Dead End Drive-InDead End Drive-In (1986)

I’m a big fan of 80’s-90’s break-down of society, present day dystopian (for when the film was made) films like Class of 1999 so here is an Australian take on things.

I’m also a big fan of 80’s-90’s Australian films so this should be good and weird.

Starting of almost like an urban Mad Max our protagonist Crabs is having a lift with his brother who works as a tow truck driver when they are called to the scene of an accident.
The pair have to quickly claim all the vehicles before a rival tow truck does and fight off scavengers.
Told you this was weird. Think this Ozploitation film can’t become any weirder then wait til you find out what this one is really about.

Crabs takes his girlfriend to a drive-in but has some tyres stolen. He goes to the front desk to try and do something about this but finds out that they are now guest at the drive-in for the foreseeable future.

At least the Sex in the City films hadn’t been made back then so the residents can’t be tortured yet.

While trying to find a way out and dealing with the locals as well his girlfriend, all of whom make a compelling argument not to leave that fit for the society they live in, Crabs then has to content with racism within the new community.
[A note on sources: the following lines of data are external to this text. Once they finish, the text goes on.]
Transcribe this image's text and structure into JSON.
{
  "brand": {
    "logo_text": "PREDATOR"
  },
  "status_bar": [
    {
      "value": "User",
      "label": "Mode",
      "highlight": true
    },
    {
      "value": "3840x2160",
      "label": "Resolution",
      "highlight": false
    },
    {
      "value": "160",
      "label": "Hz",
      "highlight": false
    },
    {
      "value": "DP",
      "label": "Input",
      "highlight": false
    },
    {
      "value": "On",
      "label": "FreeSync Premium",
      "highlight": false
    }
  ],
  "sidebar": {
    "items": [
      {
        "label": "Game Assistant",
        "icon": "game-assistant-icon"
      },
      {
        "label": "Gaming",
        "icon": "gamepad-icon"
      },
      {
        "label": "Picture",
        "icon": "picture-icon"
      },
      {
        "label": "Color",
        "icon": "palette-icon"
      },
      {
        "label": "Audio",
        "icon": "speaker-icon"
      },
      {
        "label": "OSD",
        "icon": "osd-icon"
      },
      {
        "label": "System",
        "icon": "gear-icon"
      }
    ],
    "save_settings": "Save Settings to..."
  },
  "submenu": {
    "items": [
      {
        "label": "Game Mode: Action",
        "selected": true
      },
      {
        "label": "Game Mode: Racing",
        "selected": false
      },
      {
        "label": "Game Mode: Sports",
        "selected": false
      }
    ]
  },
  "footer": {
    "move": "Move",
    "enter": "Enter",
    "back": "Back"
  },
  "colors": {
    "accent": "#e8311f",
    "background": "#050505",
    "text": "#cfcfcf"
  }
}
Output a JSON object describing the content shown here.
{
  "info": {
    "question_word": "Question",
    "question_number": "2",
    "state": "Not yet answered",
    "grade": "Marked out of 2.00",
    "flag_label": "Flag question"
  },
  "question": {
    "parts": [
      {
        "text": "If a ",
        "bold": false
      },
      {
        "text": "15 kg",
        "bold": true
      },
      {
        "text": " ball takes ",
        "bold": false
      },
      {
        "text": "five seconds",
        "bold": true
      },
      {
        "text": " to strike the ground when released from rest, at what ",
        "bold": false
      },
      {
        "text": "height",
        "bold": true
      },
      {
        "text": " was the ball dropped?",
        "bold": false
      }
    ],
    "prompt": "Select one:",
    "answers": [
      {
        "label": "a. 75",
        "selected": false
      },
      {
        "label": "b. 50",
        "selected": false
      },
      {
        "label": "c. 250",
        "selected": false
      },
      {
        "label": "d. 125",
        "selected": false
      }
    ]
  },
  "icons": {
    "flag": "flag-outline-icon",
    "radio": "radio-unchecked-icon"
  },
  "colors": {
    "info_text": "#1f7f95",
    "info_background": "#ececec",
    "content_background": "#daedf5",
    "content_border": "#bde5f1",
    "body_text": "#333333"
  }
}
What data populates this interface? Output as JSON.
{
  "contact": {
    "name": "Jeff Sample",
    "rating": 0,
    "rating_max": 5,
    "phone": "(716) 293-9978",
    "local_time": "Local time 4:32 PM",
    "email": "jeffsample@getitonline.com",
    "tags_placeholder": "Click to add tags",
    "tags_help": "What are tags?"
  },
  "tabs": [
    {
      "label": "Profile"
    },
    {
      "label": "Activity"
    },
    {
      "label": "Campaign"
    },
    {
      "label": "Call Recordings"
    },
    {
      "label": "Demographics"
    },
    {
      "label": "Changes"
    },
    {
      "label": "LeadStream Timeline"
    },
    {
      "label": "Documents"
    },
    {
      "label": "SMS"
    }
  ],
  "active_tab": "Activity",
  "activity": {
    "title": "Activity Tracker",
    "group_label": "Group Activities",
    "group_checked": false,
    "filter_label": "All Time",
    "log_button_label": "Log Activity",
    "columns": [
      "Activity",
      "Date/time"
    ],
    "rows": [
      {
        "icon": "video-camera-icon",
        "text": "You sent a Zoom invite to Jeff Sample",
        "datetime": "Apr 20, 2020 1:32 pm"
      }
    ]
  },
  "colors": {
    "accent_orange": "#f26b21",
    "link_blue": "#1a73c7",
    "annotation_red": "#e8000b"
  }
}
I loved it. It does seem to be mimicking similar American films of the time but with its own Australian flair.
It looks great, not just the excellent transfer but the overall look. Everyone lives in cars and everywhere is spray painted.
Everywhere. Characters are distinguishable plus they do appear like they are living in a functioning if run down grimy community adding to the overall feel.

It seems even Aussies predicted the downfall of Detroit.

For fans of this genre I cannot praise it enough and the Arrow release comes with a public safety film by Dead End Drive-Ins director called Hospitals Don’t Burn Down (1977).
A 24 minute short about the hazards of fires in Hospitals that reminds me of the old TV show London’s Burning which is much better than quite a few full length horror films.

Audio on the Blu-ray is good but the picture is excellent as always on Arrow releases.
Trailer below


  • Brand new 2K restoration from original film materials
  • High Definition (1080p) Presentation
  • Optional English subtitles for the deaf and hard-of-hearing
  • Audio commentary by director Brian Trenchard-Smith
  • The Stuntmen, Trenchard Smith’s classic television documentary on Grant Page (Mad Max, Road Games) and other Australian stunt performers
  • Hospitals Don’t Burn Down, Trenchard-Smith’s 1978 public information film told in pure Ozploitation fashion
  • Behind the scenes gallery by graffiti artist Vladimir Cherepanoff
  • Theatrical trailer
  • Reversible sleeve featuring original and newly commissioned artwork by Chris Malbon